Balance Online Customer Service Carefully With Human Interaction
Customers typically represent a widely diverse range of backgrounds, ages and preferences, but when it comes to how they want to interact with retailers for service requests, they have more in common than you might think.
A recent worldwide study of more than 24,000 consumers and 1,000 businesses makes it clear — consumers everywhere, of all ages, highly value the human element in their customer service interactions with brands.
The research was commissioned by Verint from June 23 to July 20, 2016, in association with Opinium Research LLP, a U.K.-based research company, and research and advisory firm IDC. Interviews were conducted among more than 24,000 consumers and 1,000 businesses in Australia, Brazil, India, France, Germany, Japan, Mexico, the Netherlands, New Zealand, South Africa, U.K. and the U.S. They were carried out online, in the local language for each country, and respondents received an incentive to participate.
The survey is a broad one and reflects customer experience with a wide range of organizations, from insurance companies to banks, and travel companies to online and brick-and-mortar retailers. Here are some key findings for all market segments:
- Eighty-three percent of respondents said they prefer human customer service interactions to digital alternatives.
- For all age groups, the phone emerged as the most popular way to contact organizations and service providers, according to nearly 24 percent of consumers in the study; visiting a storefront was next at 23 percent.
- Those who receive more human or traditional customer service display more positive behaviors toward brands.
- The more complex the service request, the more likely consumers are to prefer human interaction to digital channels.
- Two-thirds of consumers and 91percent of businesses feel customer service online and via mobile devices needs to be faster and more intuitive to serve end users.
The Digital Tipping Point

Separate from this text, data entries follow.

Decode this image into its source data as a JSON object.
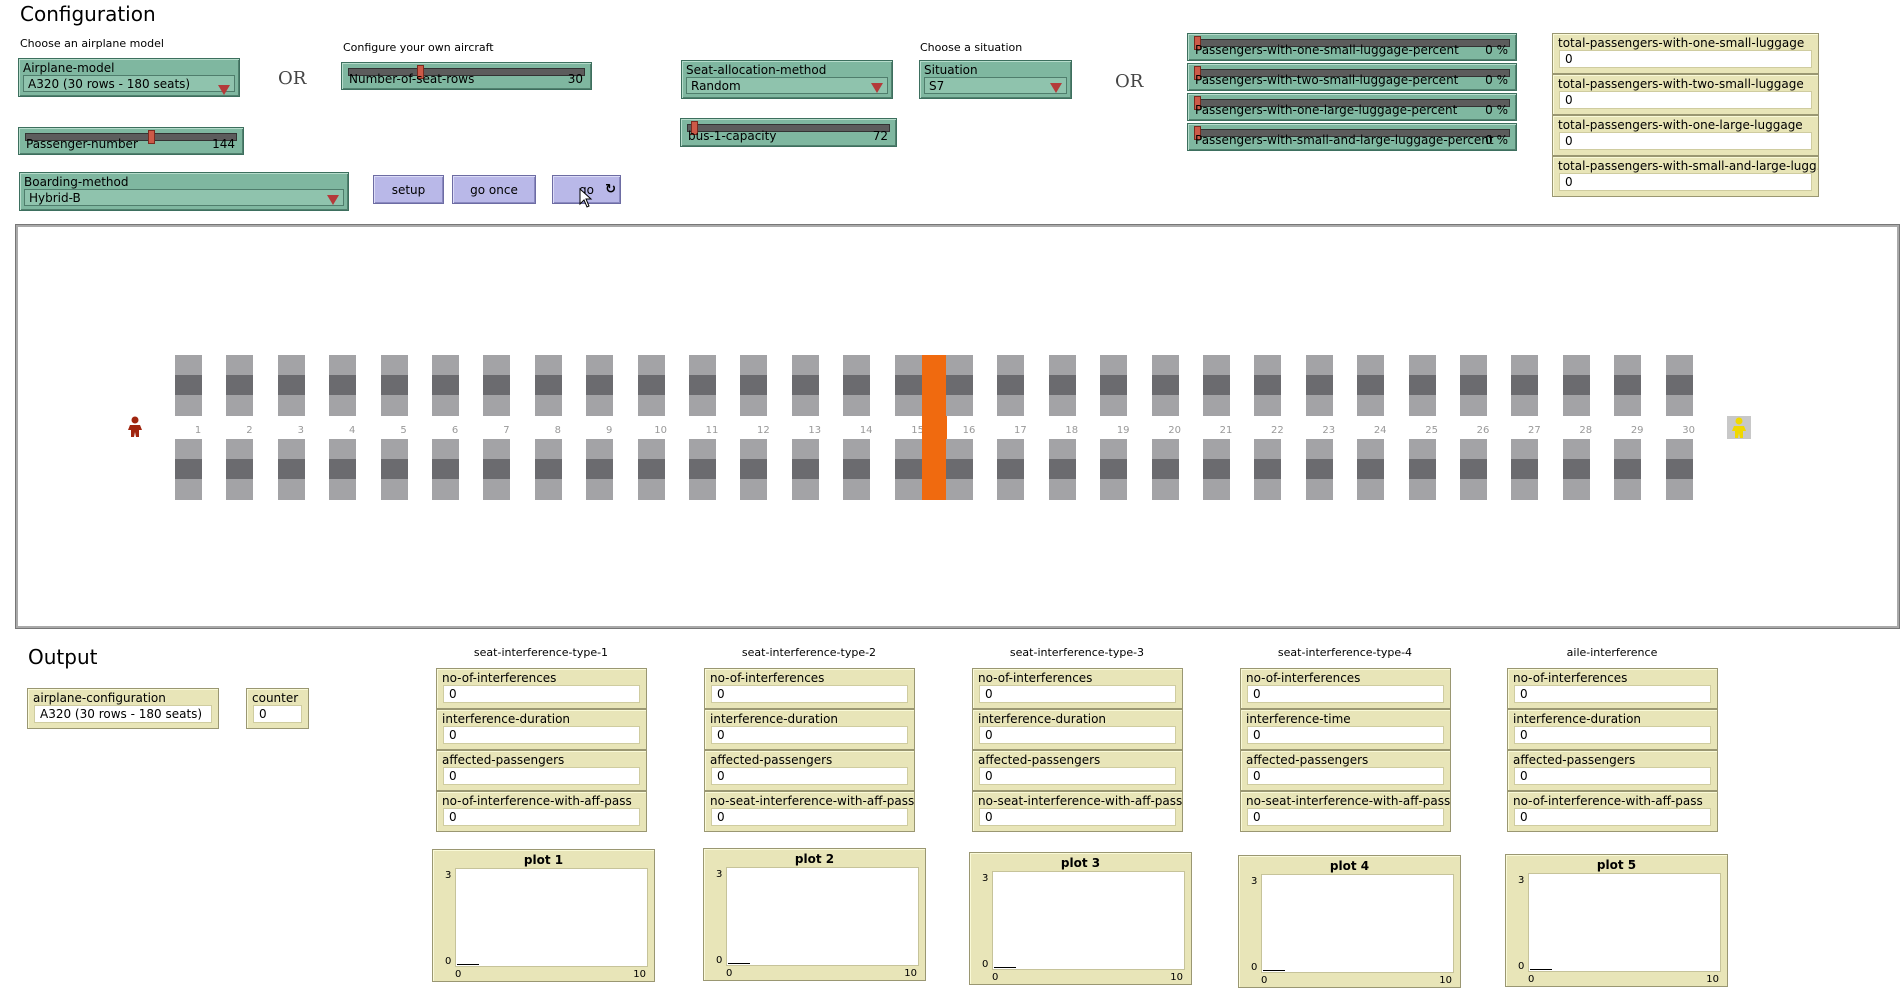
{
  "config": {
    "title": "Configuration",
    "choose_model_label": "Choose an airplane model",
    "configure_own_label": "Configure your own aircraft",
    "or1": "OR",
    "or2": "OR",
    "choose_situation_label": "Choose a situation",
    "airplane_model": {
      "name": "Airplane-model",
      "value": "A320 (30 rows - 180 seats)"
    },
    "seat_rows_slider": {
      "name": "Number-of-seat-rows",
      "value": "30",
      "fraction": 0.3
    },
    "passenger_slider": {
      "name": "Passenger-number",
      "value": "144",
      "fraction": 0.6
    },
    "seat_allocation": {
      "name": "Seat-allocation-method",
      "value": "Random"
    },
    "situation": {
      "name": "Situation",
      "value": "S7"
    },
    "bus_slider": {
      "name": "bus-1-capacity",
      "value": "72",
      "fraction": 0.02
    },
    "boarding_method": {
      "name": "Boarding-method",
      "value": "Hybrid-B"
    },
    "buttons": {
      "setup": "setup",
      "go_once": "go once",
      "go": "go"
    },
    "luggage_sliders": [
      {
        "name": "Passengers-with-one-small-luggage-percent",
        "value": "0 %"
      },
      {
        "name": "Passengers-with-two-small-luggage-percent",
        "value": "0 %"
      },
      {
        "name": "Passengers-with-one-large-luggage-percent",
        "value": "0 %"
      },
      {
        "name": "Passengers-with-small-and-large-luggage-percent",
        "value": "0 %"
      }
    ],
    "totals": [
      {
        "name": "total-passengers-with-one-small-luggage",
        "value": "0"
      },
      {
        "name": "total-passengers-with-two-small-luggage",
        "value": "0"
      },
      {
        "name": "total-passengers-with-one-large-luggage",
        "value": "0"
      },
      {
        "name": "total-passengers-with-small-and-large-lugg...",
        "value": "0"
      }
    ]
  },
  "world": {
    "rows": [
      "1",
      "2",
      "3",
      "4",
      "5",
      "6",
      "7",
      "8",
      "9",
      "10",
      "11",
      "12",
      "13",
      "14",
      "15",
      "16",
      "17",
      "18",
      "19",
      "20",
      "21",
      "22",
      "23",
      "24",
      "25",
      "26",
      "27",
      "28",
      "29",
      "30"
    ],
    "highlight_color": "#f06a0f",
    "highlighted_after_row": "15"
  },
  "output": {
    "title": "Output",
    "airplane_configuration": {
      "name": "airplane-configuration",
      "value": "A320 (30 rows - 180 seats)"
    },
    "counter": {
      "name": "counter",
      "value": "0"
    },
    "groups": [
      {
        "title": "seat-interference-type-1",
        "monitors": [
          {
            "name": "no-of-interferences",
            "value": "0"
          },
          {
            "name": "interference-duration",
            "value": "0"
          },
          {
            "name": "affected-passengers",
            "value": "0"
          },
          {
            "name": "no-of-interference-with-aff-pass",
            "value": "0"
          }
        ],
        "plot": {
          "title": "plot 1",
          "ymax": "3",
          "ymin": "0",
          "xmin": "0",
          "xmax": "10"
        }
      },
      {
        "title": "seat-interference-type-2",
        "monitors": [
          {
            "name": "no-of-interferences",
            "value": "0"
          },
          {
            "name": "interference-duration",
            "value": "0"
          },
          {
            "name": "affected-passengers",
            "value": "0"
          },
          {
            "name": "no-seat-interference-with-aff-pass",
            "value": "0"
          }
        ],
        "plot": {
          "title": "plot 2",
          "ymax": "3",
          "ymin": "0",
          "xmin": "0",
          "xmax": "10"
        }
      },
      {
        "title": "seat-interference-type-3",
        "monitors": [
          {
            "name": "no-of-interferences",
            "value": "0"
          },
          {
            "name": "interference-duration",
            "value": "0"
          },
          {
            "name": "affected-passengers",
            "value": "0"
          },
          {
            "name": "no-seat-interference-with-aff-pass",
            "value": "0"
          }
        ],
        "plot": {
          "title": "plot 3",
          "ymax": "3",
          "ymin": "0",
          "xmin": "0",
          "xmax": "10"
        }
      },
      {
        "title": "seat-interference-type-4",
        "monitors": [
          {
            "name": "no-of-interferences",
            "value": "0"
          },
          {
            "name": "interference-time",
            "value": "0"
          },
          {
            "name": "affected-passengers",
            "value": "0"
          },
          {
            "name": "no-seat-interference-with-aff-pass",
            "value": "0"
          }
        ],
        "plot": {
          "title": "plot 4",
          "ymax": "3",
          "ymin": "0",
          "xmin": "0",
          "xmax": "10"
        }
      },
      {
        "title": "aile-interference",
        "monitors": [
          {
            "name": "no-of-interferences",
            "value": "0"
          },
          {
            "name": "interference-duration",
            "value": "0"
          },
          {
            "name": "affected-passengers",
            "value": "0"
          },
          {
            "name": "no-of-interference-with-aff-pass",
            "value": "0"
          }
        ],
        "plot": {
          "title": "plot 5",
          "ymax": "3",
          "ymin": "0",
          "xmin": "0",
          "xmax": "10"
        }
      }
    ]
  },
  "icons": {
    "person_left": "person-icon",
    "person_right": "person-icon",
    "forever": "forever-icon",
    "chooser_arrow": "chevron-down-icon"
  }
}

The study was designed to answer how businesses can strike the right balance between digital and human customer service. The results — summarized in a report titled “The Digital Tipping Point: How Do Organizations Balance the Demands for Digital and Human Customer Service?” — serve as a guide for retailers working to find the right blend of humans and technology for customer service.
Consider this: When the study asked businesses what channels they're planning to invest in, live chat (32 percent) and mobile apps (27 percent) scored the highest. The businesses also reported they're investing least in traditional channels — branch and telephone. Clearly, they plan to guide customers to a digital experience, but at what cost?
Online Retail Bucks the Trend, but …
Not surprisingly, the online retail sector does buck the trend of human service preference, with 60 percent of respondents wanting to interact via their account online or through web self-service. Yet, even millennials in the category leaned favorably toward phone conversation. Fifteen percent of them said they prefer to speak with someone on the phone, higher than the 12 percent of total respondents for online retailers. At the same time, though, millennials showed the highest favoritism — 9 percent and 10 percent, respectively — for social media communication and online chat.
For brick-and-mortar retailers — defined as supermarkets, grocery stores and clothing stores in the study — 61 percent of respondents said they prefer to speak to someone on the phone or in person when it comes to a customer service request.
The complexity of the request plays a role here. While 64 percent of consumers said they would use digital channels for a fairly simple customer service activity, like changing account details or investigating new products and services, the reliance on human interaction becomes greater as the requests become more complicated, such as asking a question about a bill or requesting a refund.
An Important and Timely Reminder
With nearly two-thirds (64 percent) of all consumers polled saying they believe it's more convenient and they get better service when engaging with organizations on the phone or in-store, it’s clear that organizations need to carefully plan how to balance digital and human engagement. As this unbiased study shows, with every purchase and every need for service, there are times and circumstances when there's no substitute for talking with a real, live person.
Dave Capuano is global vice president of integrated marketing for Verint Systems Inc., a global leader in Actionable Intelligence.